Europeans Do Not Want American-Style Capitalism

The Financial Times reports on a poll showing that Europeans generally want more government intervention and have little desire for an “American-style” capitalist system. At the same time, the Europeans have little faith that they can compete in the modern economy. It is unclear, though, whether they understand that their support for bigger government is a reason why Europe has trouble competing with the rest of the world:

Europeans have little faith that their continent can compete economically with fast-growing Asian countries – but are even more convinced that it should not become more like the US. …multinational corporations are seen by Europeans as more powerful than governments, while those polled generally believed that regulations protecting workers’ rights should be strengthened rather than relaxed. …When asked whether Europe’s economy should be more like that of the US, the results were clear-cut. Those saying it should not, included 78 per cent of Germans, 73 per cent of the French, 58 per cent of the Spanish. In both Italy and the UK, 46 per cent opposed the US model. …Asked if a free-market, capitalist economy was the best system, Spanish and German respondents agreed overall, but the French and Italians did not. The British were less clear, although there was more support than opposition for a “capitalist” system.

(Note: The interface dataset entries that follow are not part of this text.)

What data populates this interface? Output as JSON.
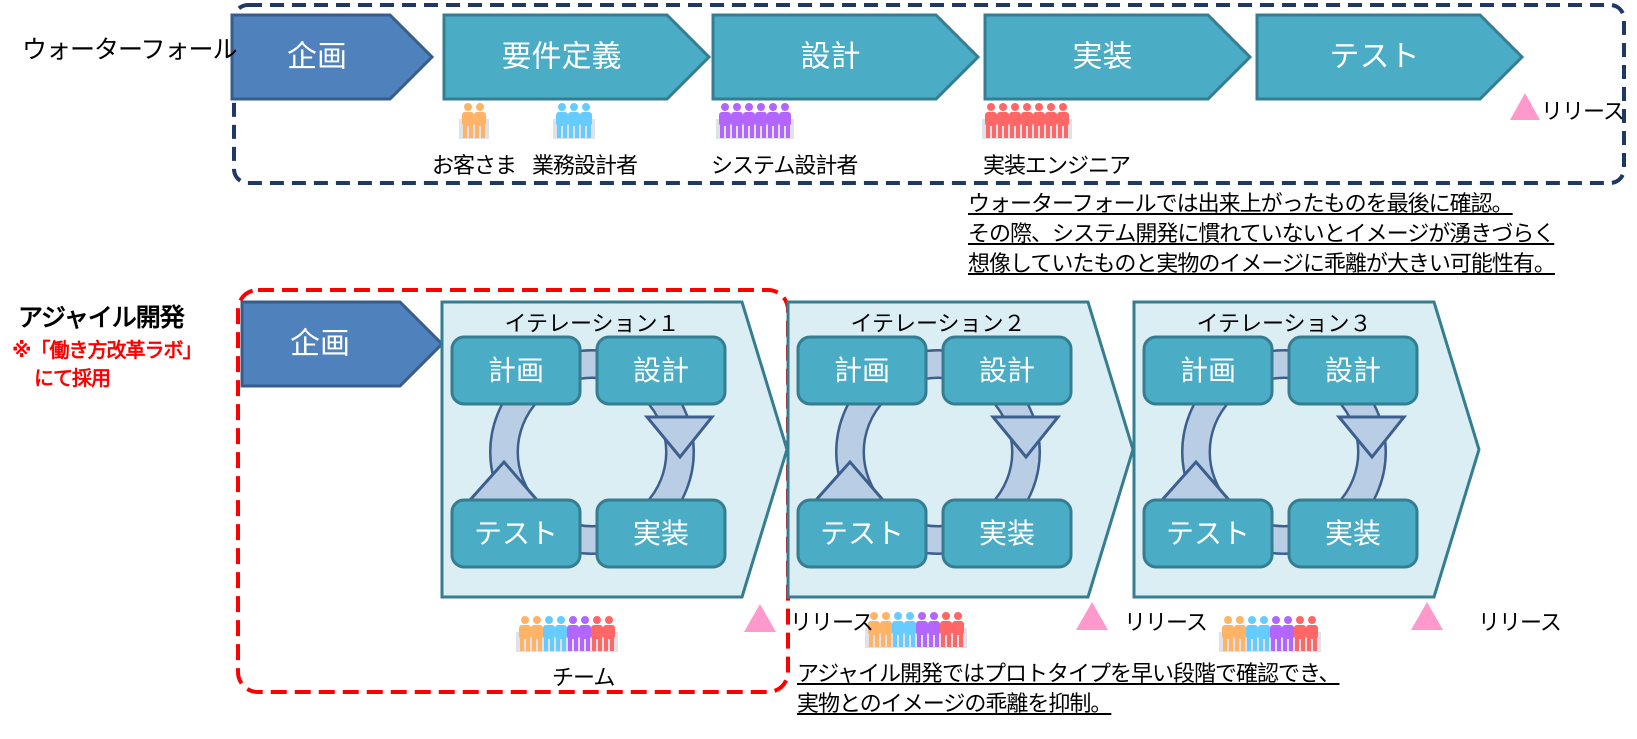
{
  "waterfall": {
    "title": "ウォーターフォール",
    "phases": [
      {
        "label": "企画",
        "kind": "plan"
      },
      {
        "label": "要件定義",
        "kind": "phase"
      },
      {
        "label": "設計",
        "kind": "phase"
      },
      {
        "label": "実装",
        "kind": "phase"
      },
      {
        "label": "テスト",
        "kind": "phase"
      }
    ],
    "roles": [
      {
        "label": "お客さま",
        "people": 2,
        "color": "#ffb366"
      },
      {
        "label": "業務設計者",
        "people": 3,
        "color": "#66ccff"
      },
      {
        "label": "システム設計者",
        "people": 6,
        "color": "#b366ff"
      },
      {
        "label": "実装エンジニア",
        "people": 7,
        "color": "#ff6666"
      }
    ],
    "release_label": "リリース",
    "callout_lines": [
      "ウォーターフォールでは出来上がったものを最後に確認。",
      "その際、システム開発に慣れていないとイメージが湧きづらく",
      "想像していたものと実物のイメージに乖離が大きい可能性有。"
    ]
  },
  "agile": {
    "title": "アジャイル開発",
    "note_line1": "※「働き方改革ラボ」",
    "note_line2": "にて採用",
    "plan_label": "企画",
    "iterations": [
      {
        "title": "イテレーション１",
        "steps": [
          "計画",
          "設計",
          "テスト",
          "実装"
        ],
        "release_label": "リリース"
      },
      {
        "title": "イテレーション２",
        "steps": [
          "計画",
          "設計",
          "テスト",
          "実装"
        ],
        "release_label": "リリース"
      },
      {
        "title": "イテレーション３",
        "steps": [
          "計画",
          "設計",
          "テスト",
          "実装"
        ],
        "release_label": "リリース"
      }
    ],
    "team_label": "チーム",
    "team_colors": [
      "#ffb366",
      "#ffb366",
      "#66ccff",
      "#66ccff",
      "#b366ff",
      "#b366ff",
      "#ff6666",
      "#ff6666"
    ],
    "callout_lines": [
      "アジャイル開発ではプロトタイプを早い段階で確認でき、",
      "実物とのイメージの乖離を抑制。"
    ]
  },
  "colors": {
    "plan_fill": "#4f81bd",
    "plan_stroke": "#385d8a",
    "phase_fill": "#4bacc6",
    "phase_stroke": "#357d91",
    "iteration_fill": "#dbeef4",
    "cycle_arrow_fill": "#b9cde5",
    "cycle_arrow_stroke": "#3d5f8e",
    "waterfall_frame": "#1f3864",
    "agile_frame": "#ff0000",
    "release_marker": "#ff99cc"
  }
}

The unintentionally amusing (or sad) part of the story is that America does not have an “American-style” capitalist system. The difference between the United States and Europe is that America has a medium-size welfare state while most European nations have large-size welfare states. The difference is not trivial, which is why America is more prosperous, but Europeans have a very distorted view of the United States thanks to ideologically biased information sources such as Michael Moore and CNN International.